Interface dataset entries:
================================

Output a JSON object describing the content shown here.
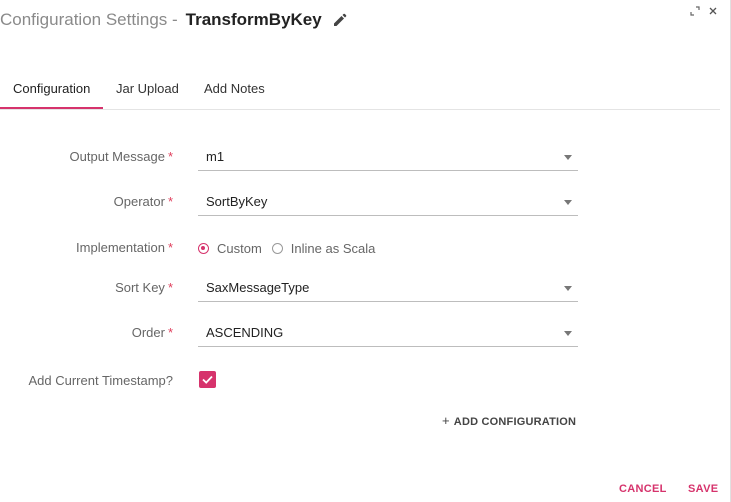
{
  "header": {
    "title_prefix": "Configuration Settings -",
    "component_name": "TransformByKey"
  },
  "window_controls": {
    "expand_icon": "expand-icon",
    "close_icon": "close-icon"
  },
  "tabs": [
    {
      "label": "Configuration",
      "active": true
    },
    {
      "label": "Jar Upload",
      "active": false
    },
    {
      "label": "Add Notes",
      "active": false
    }
  ],
  "form": {
    "required_marker": "*",
    "output_message": {
      "label": "Output Message",
      "value": "m1"
    },
    "operator": {
      "label": "Operator",
      "value": "SortByKey"
    },
    "implementation": {
      "label": "Implementation",
      "options": [
        "Custom",
        "Inline as Scala"
      ],
      "selected": "Custom"
    },
    "sort_key": {
      "label": "Sort Key",
      "value": "SaxMessageType"
    },
    "order": {
      "label": "Order",
      "value": "ASCENDING"
    },
    "add_current_timestamp": {
      "label": "Add Current Timestamp?",
      "checked": true
    }
  },
  "add_configuration": {
    "plus": "+",
    "label": "ADD CONFIGURATION"
  },
  "footer": {
    "cancel_label": "CANCEL",
    "save_label": "SAVE"
  },
  "colors": {
    "accent": "#d6336c",
    "label": "#666666",
    "tab_border": "#e4e4e4"
  }
}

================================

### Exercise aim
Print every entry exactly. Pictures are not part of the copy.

### Answer space
Output a JSON object describing the content shown here.
{
  "header": {
    "title_prefix": "Configuration Settings -",
    "component_name": "TransformByKey"
  },
  "window_controls": {
    "expand_icon": "expand-icon",
    "close_icon": "close-icon"
  },
  "tabs": [
    {
      "label": "Configuration",
      "active": true
    },
    {
      "label": "Jar Upload",
      "active": false
    },
    {
      "label": "Add Notes",
      "active": false
    }
  ],
  "form": {
    "required_marker": "*",
    "output_message": {
      "label": "Output Message",
      "value": "m1"
    },
    "operator": {
      "label": "Operator",
      "value": "SortByKey"
    },
    "implementation": {
      "label": "Implementation",
      "options": [
        "Custom",
        "Inline as Scala"
      ],
      "selected": "Custom"
    },
    "sort_key": {
      "label": "Sort Key",
      "value": "SaxMessageType"
    },
    "order": {
      "label": "Order",
      "value": "ASCENDING"
    },
    "add_current_timestamp": {
      "label": "Add Current Timestamp?",
      "checked": true
    }
  },
  "add_configuration": {
    "plus": "+",
    "label": "ADD CONFIGURATION"
  },
  "footer": {
    "cancel_label": "CANCEL",
    "save_label": "SAVE"
  },
  "colors": {
    "accent": "#d6336c",
    "label": "#666666",
    "tab_border": "#e4e4e4"
  }
}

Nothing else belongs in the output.